The city of Chamblee is showing support for Ukraine through a sister city partnership with the Ukrainian city of Kovel.
Chamblee’s city council recently approved a resolution to become the first U.S. sister city to Kovel, a city in northwestern Ukraine with a population of approximately 67,500 people.
Since the passage of the resolution, Chamblee Mayor Brian Mock has visited Kovel and Ukrainian Parliament member Volodymyr Voronov, Ukrainian Olympic Gold Medalist Lilia Podkopayeva, and members of the Ukrainian Congress Committee have visited Chamblee.
Mock said of his recent trip to Kovel, “I felt that it was important for us to do more than approve a resolution; it was vital that we placed action behind our words, and it was important to visit Kovel in person to show support during these difficult times.”
According to officials, Kovel Mayor Ihor Chayka and Mock spent several days in meetings discussing the impacts of the war involving Russia and Ukraine as well as the benefits of the newly established sister city affiliate. Mock said he also spent time touring several other war-torn Ukrainian cities with local mayors, visiting neighborhoods, and speaking with residents.

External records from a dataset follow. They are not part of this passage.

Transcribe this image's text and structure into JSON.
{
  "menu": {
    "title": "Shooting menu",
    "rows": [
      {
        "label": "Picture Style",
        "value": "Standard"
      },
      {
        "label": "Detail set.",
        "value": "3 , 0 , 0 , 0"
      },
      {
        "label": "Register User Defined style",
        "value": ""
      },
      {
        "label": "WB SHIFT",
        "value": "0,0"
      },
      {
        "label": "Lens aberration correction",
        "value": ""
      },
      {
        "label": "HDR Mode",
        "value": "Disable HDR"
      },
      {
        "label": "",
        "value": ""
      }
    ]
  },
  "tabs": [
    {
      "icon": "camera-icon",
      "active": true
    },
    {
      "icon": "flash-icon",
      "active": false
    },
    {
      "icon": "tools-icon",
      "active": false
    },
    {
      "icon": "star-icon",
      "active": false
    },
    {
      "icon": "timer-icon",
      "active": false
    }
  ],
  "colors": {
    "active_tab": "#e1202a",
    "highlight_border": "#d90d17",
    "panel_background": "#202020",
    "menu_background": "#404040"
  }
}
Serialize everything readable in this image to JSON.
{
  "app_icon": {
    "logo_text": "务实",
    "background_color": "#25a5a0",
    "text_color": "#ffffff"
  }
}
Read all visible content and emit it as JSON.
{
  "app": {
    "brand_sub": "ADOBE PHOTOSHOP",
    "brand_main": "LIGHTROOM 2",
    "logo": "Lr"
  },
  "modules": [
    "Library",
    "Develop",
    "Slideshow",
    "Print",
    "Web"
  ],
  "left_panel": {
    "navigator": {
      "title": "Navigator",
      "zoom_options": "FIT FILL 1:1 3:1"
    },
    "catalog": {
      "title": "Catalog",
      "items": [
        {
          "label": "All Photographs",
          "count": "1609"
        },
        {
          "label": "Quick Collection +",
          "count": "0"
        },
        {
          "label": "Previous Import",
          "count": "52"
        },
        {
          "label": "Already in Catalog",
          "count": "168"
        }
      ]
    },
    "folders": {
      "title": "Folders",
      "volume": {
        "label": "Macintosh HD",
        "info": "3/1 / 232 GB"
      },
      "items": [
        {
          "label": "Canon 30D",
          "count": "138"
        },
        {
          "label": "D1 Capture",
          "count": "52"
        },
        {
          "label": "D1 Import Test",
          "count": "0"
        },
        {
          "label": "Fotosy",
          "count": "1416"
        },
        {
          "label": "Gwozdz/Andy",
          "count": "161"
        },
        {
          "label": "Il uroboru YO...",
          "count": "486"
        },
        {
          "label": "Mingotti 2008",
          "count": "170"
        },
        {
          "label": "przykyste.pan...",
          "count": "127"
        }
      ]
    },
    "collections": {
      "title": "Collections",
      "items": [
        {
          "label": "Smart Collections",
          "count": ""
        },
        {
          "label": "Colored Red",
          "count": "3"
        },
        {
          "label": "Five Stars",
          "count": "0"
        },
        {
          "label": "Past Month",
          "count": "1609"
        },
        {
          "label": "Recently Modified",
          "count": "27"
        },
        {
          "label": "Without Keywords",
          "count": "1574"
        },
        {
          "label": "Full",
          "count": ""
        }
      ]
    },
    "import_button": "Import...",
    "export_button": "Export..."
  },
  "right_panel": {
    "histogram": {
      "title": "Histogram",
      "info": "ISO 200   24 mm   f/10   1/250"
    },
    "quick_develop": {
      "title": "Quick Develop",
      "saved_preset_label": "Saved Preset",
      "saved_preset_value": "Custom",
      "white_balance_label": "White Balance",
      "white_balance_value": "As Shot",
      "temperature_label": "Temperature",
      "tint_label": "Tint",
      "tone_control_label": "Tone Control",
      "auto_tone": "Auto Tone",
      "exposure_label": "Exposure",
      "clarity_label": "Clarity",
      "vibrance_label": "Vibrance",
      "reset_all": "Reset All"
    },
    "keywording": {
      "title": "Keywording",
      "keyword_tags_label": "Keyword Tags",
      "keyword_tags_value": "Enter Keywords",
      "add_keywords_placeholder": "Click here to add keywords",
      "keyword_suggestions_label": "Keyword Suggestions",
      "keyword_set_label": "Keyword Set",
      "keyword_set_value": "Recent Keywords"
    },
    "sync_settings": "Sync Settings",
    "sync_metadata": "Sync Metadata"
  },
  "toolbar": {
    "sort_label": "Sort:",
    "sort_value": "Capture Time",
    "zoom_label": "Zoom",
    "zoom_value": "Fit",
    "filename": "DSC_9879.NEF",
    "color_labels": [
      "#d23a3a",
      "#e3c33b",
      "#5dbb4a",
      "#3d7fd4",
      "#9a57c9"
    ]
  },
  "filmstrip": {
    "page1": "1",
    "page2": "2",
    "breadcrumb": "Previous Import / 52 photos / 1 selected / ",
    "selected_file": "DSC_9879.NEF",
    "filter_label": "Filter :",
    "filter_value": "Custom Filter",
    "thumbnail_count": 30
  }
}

“Common ties of mutual interest exist between the city of Kovel and the city of Chamblee,” said officials. “The exchange of these interests and cultures by the mutual establishment of a sister city relationship will enhance the city of Chamblee and its residents.”
“With the sister city relationship, our city as well as the city of Kovel, commit to support and encourage opportunities for mutually beneficial practical exchanges in the fields of business, arts, culture, education, sports and tourism,” said Mock. “In the past few days, I have witnessed the extreme resilience of the Ukrainian people, and I look forward to working with Kovel in the journey ahead.”
Voronov who serves on the Committee on Education, Science and Innovation in the Ukrainian Parliament was on an official visit to Washington, D.C. in early November and made a stop in metro-Atlanta prior to returning home to Ukraine.
The delegation met at Doraville United Elementary School where they were greeted by Doraville Mayor Joseph Geierman, DeKalb Board of Education member Anna Hill, and DeKalb County School District Regional Superintendent Melanie Pearch. The visit included a tour led by Principal Jesse Berger during which visitors had an opportunity to interact with students, and ask questions of teachers, stated officials.
Following the visit to Doraville United Elementary School, the delegation toured The Goddard School in Chamblee with owner Akshi Naik; Goddard School staff and parents had organized a book and toy drive for the children of Ukraine.
“I was amazed at all they had collected with 24 hours’ notice. I asked that they open their school to us and in return they opened their hearts to the kids of Ukraine,” stated Mock.
The afternoon concluded with a visit to Chamblee City Hall where Mock and members of the delegation discussed ideas for future partnerships, stated officials.
The Sister City Program is administered by Sister Cities International and was initiated in 1956 to encourage greater friendship and understanding between U.S. cities and international cities through direct contact, according to the organization’s website. “The program strives to build global cooperation at the municipal level, encourage understanding and stimulate economic development and the program promotes peace through mutual respect, understanding and cooperation through one individual, one community at a time,” stated officials.